By no means a direct sequel to The Gingko Bed but loosely connected in terms of its generic origins in supernatural horror, Legend of Gingko is a modestly entertaining romp that tries very hard to be accepted as a spectacularly epic fantasy-adventure movie. Unfortunately, small problems concerning the plot and the relationships of the characters accumulate and lend a farcical dimension to this otherwise robust sword and sorcery tale.
The heterosexual love square at the centre of the plot is never explored with any degree of depth or honesty. Clearly, the arrangement of special effects, chaotically staged fight scenes, and elements of visual gore were of primary interest to the film’s decision makers, subordinating the comprehensible progression of narrative, which was probably a little weak on paper too. The filmmakers never seem to figure out what genre they want to emphasise, with swordplay never a strong contender. Perhaps Legend of Gingko is a melodrama, but what then to make of the complicated framing story involving the supernatural nature of the Heavenly Sword, the Mountain God, and the epic conflict between the two tribes? Is it merely window dressing for selling tickets to testosterone inflated fans?
Sol Kyung-gu embodies one of the film’s biggest problems, roughing up matters with a barbaric and totally discordant performance as Jeok, the jilted pursuant of a much gentler girl’s heart. Bee, the object of his affections, is played by Choi Jin-shil, a popular actress in the 1990s whose career nosedived after she took time out to marry a famous (and as it turns out quite abusive) baseball player. Unfortunately, Legend of Gingko‘s poor box office results probably expedited Choi’s downfall. If so, let’s blame Bee’s miserable contribution to the story. All too often Choi is left to make a lot out of nothing and you can just imagine the ‘direction’, e.g. “in this shot, please express the innocent virtues of a virgin princess … we have to encourage the audience to empathise with Jeok’s love for you.” A wild-man’s insanely twisted version of love, that is. Sol is one of those actors that if given an inch of space will chew through dialogue, the set and even other performers on his way to awakening the interior conflicts of his characters. Rarely does he show any restraint here, tossing aside the viewer’s suspension of disbelief in the process.
There are some highlights among the actors though. Kim Yoon-jin (Shiri and TV’s ‘Lost’) and Lee Mi-seok (Untold Scandal) manage to inject a refined elegance into their quite bitter roles as ruthless huntresses on opposite tribes. Kim best interprets the emotional core of the piece, understanding that a psychologically complex realisation of doomed love is the way to go. Unfortunately, the alpha male she digs is Jeok, who was evidently somewhat more adorable in his back-story. Another feature of Kim’s performance is her ease with the props and the milieu. She can’t quite shed the image of the modern woman, but unlike just about everyone else she seems fairly comfortable running through the forest with a quiver strung around her back. Lee in contrast seems quite ridiculous in the garb of a warrior queen, but she captures the menacing personality of a stop-at-nothing bitch with consummate ease.

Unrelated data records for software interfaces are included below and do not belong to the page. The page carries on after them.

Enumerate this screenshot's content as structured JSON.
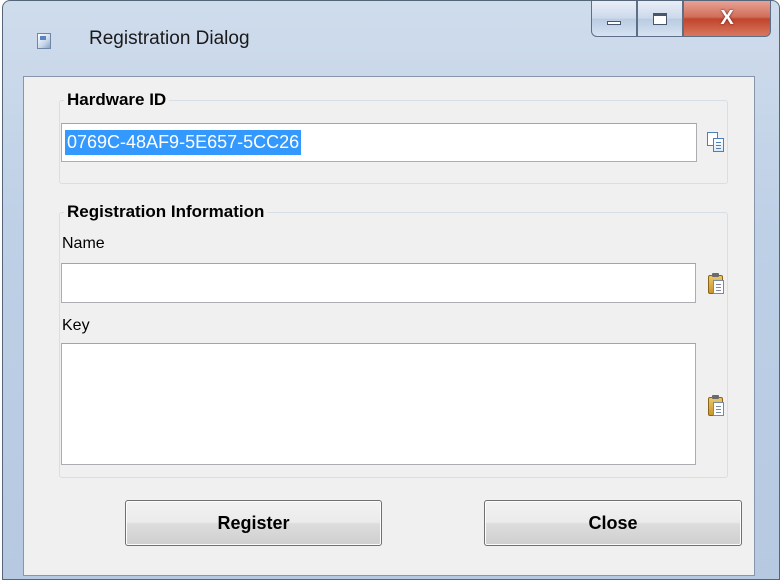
{
  "window": {
    "title": "Registration Dialog",
    "minimize_icon": "minimize-icon",
    "maximize_icon": "maximize-icon",
    "close_glyph": "X"
  },
  "hardware": {
    "group_title": "Hardware ID",
    "value": "0769C-48AF9-5E657-5CC26",
    "copy_icon": "copy-icon"
  },
  "registration": {
    "group_title": "Registration Information",
    "name_label": "Name",
    "name_value": "",
    "key_label": "Key",
    "key_value": "",
    "paste_icon": "paste-icon"
  },
  "buttons": {
    "register": "Register",
    "close": "Close"
  }
}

During faster and louder scenes, there is some enjoyment to discover here. The scenery is typically lush; visual effects are reasonable and applied quite judiciously; action is hard and dramatic. Intrusive, jerky and big close-up camera work mars the pleasure of the hacking and slashing, which is a bit of a fatal flaw in a work so patently designed for the satisfying deployment of thrills and spills. At a shade under two hours, duration is another concern with just too much happening in some of the poorly scripted passages and nowhere near enough during other navel-gazing moments (how long do we need to dwell on someone’s sad face before ‘realising’ that they’re feeling empty?)